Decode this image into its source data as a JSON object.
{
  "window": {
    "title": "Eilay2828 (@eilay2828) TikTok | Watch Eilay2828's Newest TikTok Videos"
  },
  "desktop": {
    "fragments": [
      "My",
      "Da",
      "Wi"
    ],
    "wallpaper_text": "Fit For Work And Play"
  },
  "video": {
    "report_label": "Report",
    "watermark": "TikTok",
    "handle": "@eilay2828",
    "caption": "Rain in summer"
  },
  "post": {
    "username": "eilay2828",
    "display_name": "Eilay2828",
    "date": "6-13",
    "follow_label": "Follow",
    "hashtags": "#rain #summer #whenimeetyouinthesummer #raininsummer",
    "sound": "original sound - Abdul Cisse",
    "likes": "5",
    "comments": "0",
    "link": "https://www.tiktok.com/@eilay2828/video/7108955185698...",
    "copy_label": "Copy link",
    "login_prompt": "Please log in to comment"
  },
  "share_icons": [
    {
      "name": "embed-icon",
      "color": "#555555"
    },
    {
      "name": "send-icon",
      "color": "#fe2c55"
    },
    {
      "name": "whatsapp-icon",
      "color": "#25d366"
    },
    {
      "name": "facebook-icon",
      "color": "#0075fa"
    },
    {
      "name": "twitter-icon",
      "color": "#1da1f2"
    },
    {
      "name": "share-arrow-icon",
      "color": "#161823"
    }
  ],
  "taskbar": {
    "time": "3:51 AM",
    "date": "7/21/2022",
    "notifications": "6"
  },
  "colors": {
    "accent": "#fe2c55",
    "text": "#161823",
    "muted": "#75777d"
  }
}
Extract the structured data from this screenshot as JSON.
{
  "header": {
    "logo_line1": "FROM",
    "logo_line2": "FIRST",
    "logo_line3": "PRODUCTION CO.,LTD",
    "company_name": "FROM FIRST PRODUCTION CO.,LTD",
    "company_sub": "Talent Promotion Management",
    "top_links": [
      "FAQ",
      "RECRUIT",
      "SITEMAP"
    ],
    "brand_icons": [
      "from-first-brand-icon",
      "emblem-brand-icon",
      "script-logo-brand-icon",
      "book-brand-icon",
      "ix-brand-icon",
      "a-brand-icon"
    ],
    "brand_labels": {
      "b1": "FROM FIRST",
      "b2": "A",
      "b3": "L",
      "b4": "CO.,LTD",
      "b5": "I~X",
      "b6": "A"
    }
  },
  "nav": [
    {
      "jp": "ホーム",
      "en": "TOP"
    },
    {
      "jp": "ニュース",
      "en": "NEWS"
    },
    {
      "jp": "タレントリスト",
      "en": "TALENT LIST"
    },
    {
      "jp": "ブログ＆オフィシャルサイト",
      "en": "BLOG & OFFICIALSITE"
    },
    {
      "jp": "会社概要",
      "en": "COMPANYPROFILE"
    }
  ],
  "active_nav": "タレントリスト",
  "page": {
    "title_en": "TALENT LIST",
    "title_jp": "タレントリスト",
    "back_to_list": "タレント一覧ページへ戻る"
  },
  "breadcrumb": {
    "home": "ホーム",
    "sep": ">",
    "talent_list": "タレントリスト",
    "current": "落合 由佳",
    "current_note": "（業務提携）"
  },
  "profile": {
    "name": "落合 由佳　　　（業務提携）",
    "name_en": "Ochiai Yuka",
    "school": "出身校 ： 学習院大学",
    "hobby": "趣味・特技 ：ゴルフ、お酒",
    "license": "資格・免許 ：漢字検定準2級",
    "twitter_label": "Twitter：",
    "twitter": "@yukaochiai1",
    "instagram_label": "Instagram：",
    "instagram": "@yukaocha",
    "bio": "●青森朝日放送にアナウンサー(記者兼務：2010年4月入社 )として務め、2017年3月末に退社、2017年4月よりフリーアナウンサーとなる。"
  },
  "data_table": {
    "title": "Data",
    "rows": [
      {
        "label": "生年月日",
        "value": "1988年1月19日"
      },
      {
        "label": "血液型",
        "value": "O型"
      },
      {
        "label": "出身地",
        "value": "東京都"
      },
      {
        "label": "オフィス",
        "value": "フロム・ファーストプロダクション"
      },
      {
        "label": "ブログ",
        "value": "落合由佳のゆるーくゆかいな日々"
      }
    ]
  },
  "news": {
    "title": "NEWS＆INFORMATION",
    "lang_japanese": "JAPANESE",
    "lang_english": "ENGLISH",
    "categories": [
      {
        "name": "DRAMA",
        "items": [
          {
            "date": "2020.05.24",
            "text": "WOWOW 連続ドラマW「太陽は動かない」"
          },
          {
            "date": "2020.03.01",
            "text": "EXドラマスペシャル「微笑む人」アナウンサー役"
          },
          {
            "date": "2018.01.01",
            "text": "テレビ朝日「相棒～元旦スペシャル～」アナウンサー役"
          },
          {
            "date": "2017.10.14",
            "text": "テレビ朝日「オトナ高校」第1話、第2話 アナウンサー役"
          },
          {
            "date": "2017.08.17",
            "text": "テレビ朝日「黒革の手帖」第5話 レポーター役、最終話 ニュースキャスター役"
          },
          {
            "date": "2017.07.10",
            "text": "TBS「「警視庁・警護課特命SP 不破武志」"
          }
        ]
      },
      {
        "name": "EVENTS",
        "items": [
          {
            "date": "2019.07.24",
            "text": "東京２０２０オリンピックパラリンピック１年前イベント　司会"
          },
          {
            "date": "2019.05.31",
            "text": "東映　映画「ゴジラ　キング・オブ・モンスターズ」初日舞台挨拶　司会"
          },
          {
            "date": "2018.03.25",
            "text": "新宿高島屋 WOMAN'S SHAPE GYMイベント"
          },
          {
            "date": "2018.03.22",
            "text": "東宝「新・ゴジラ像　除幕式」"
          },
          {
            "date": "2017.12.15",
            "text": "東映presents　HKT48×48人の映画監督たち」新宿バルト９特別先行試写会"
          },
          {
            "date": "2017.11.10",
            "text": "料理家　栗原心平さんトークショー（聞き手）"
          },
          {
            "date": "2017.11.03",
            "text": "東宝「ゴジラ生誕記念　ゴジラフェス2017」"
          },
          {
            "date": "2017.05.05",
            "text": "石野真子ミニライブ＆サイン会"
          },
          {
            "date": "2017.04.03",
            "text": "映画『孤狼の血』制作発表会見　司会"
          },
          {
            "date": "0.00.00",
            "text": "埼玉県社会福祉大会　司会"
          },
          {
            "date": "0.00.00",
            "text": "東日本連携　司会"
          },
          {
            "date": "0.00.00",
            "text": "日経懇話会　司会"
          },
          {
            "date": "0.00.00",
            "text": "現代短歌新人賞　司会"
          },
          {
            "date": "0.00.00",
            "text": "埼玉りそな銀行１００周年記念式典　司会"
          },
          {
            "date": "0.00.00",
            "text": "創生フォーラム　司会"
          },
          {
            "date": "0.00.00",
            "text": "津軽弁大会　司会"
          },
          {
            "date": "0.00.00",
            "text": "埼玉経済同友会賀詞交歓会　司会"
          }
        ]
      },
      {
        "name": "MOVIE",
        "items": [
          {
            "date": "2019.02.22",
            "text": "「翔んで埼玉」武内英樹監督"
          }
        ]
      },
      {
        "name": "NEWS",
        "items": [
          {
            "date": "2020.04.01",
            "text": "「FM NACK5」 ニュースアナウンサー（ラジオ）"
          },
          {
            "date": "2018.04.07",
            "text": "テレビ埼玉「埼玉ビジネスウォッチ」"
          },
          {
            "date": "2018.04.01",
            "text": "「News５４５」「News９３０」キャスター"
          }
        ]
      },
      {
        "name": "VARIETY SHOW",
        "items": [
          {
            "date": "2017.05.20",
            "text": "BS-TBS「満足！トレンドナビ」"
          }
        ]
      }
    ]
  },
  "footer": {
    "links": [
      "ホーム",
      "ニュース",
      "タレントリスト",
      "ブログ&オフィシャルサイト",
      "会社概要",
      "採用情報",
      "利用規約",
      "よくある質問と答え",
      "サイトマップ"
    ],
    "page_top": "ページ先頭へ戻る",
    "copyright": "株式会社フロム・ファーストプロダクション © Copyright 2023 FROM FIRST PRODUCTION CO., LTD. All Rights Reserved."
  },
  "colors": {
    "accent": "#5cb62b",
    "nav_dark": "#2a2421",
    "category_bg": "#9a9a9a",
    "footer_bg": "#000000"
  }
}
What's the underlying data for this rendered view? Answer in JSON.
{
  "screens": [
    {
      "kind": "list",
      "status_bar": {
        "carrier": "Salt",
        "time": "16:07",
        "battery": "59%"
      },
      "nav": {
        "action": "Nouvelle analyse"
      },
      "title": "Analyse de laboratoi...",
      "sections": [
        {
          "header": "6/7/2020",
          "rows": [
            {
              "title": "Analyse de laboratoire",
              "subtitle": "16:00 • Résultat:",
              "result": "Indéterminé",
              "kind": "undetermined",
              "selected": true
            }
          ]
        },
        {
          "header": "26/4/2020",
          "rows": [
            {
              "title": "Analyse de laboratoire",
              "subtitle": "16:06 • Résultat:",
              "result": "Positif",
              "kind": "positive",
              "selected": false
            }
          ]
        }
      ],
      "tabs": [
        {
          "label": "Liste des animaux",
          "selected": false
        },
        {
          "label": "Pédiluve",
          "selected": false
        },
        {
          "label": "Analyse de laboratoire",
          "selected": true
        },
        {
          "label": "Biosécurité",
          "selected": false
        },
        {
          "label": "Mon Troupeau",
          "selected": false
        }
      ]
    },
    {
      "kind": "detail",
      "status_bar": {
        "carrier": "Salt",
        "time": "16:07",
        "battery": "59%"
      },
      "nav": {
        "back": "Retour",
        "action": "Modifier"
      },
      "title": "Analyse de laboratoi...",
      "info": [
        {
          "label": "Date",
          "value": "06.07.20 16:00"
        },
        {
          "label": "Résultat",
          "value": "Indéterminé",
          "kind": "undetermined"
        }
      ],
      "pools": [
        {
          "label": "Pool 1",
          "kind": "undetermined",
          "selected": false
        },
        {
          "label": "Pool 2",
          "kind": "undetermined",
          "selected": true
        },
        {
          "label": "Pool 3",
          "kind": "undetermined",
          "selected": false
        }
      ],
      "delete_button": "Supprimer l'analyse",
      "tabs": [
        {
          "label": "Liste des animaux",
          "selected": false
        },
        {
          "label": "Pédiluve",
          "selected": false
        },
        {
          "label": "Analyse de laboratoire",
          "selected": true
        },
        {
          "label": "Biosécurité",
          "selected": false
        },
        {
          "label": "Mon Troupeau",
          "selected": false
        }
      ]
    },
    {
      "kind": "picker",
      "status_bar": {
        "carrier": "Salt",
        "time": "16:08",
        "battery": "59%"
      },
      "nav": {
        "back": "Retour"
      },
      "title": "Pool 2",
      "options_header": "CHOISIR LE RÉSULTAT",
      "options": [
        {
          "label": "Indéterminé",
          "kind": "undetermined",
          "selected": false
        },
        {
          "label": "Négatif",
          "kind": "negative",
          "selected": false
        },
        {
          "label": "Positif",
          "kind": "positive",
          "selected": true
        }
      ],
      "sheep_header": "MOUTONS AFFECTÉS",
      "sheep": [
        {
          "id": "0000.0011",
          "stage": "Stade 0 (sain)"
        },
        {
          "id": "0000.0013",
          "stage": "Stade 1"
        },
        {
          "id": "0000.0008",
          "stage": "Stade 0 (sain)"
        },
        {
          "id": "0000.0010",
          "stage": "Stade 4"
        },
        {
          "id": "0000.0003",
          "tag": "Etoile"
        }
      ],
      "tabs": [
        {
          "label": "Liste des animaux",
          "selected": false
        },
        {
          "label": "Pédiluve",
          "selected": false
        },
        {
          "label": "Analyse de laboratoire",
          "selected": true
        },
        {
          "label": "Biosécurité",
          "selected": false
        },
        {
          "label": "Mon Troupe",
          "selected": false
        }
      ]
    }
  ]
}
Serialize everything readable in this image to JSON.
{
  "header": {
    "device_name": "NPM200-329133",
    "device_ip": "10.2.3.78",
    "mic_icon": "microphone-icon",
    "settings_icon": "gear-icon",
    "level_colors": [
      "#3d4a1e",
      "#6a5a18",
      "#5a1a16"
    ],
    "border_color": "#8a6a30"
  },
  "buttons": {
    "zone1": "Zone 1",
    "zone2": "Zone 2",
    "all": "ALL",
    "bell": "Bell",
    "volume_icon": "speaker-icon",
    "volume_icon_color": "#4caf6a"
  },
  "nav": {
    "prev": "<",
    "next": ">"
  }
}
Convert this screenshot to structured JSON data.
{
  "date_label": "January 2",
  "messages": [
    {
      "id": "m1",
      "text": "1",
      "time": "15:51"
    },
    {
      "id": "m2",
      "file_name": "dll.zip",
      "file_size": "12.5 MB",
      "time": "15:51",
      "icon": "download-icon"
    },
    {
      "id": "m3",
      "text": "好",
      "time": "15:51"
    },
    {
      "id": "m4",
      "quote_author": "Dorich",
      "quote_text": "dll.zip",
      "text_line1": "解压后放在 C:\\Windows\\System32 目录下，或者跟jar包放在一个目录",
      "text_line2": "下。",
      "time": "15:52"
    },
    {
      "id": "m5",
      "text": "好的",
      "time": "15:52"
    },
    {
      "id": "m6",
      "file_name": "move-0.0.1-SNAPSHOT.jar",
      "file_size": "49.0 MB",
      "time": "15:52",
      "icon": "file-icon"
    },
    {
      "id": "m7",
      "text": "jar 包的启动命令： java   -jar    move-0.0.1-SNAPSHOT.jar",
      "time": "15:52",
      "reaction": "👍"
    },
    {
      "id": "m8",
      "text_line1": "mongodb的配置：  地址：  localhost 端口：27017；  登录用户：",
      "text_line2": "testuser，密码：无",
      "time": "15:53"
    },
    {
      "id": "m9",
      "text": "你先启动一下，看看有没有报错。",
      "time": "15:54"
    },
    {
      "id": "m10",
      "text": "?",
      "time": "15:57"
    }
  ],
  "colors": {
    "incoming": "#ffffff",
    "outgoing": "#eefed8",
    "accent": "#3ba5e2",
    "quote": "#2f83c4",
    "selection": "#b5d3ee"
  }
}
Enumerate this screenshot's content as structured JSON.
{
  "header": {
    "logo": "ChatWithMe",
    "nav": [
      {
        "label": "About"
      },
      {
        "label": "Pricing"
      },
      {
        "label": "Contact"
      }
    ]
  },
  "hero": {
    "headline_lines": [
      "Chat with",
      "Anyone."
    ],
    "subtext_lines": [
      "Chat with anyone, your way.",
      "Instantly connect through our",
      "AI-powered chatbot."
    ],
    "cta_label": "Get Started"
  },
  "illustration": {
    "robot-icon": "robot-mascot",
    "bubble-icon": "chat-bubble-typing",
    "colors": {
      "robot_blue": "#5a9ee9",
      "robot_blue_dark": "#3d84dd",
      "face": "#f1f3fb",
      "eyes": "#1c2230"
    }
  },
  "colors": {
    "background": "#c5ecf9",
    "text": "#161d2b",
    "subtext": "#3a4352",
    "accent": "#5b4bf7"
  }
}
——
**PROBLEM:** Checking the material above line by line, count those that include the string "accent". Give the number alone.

**YOUR SOLUTION:** 4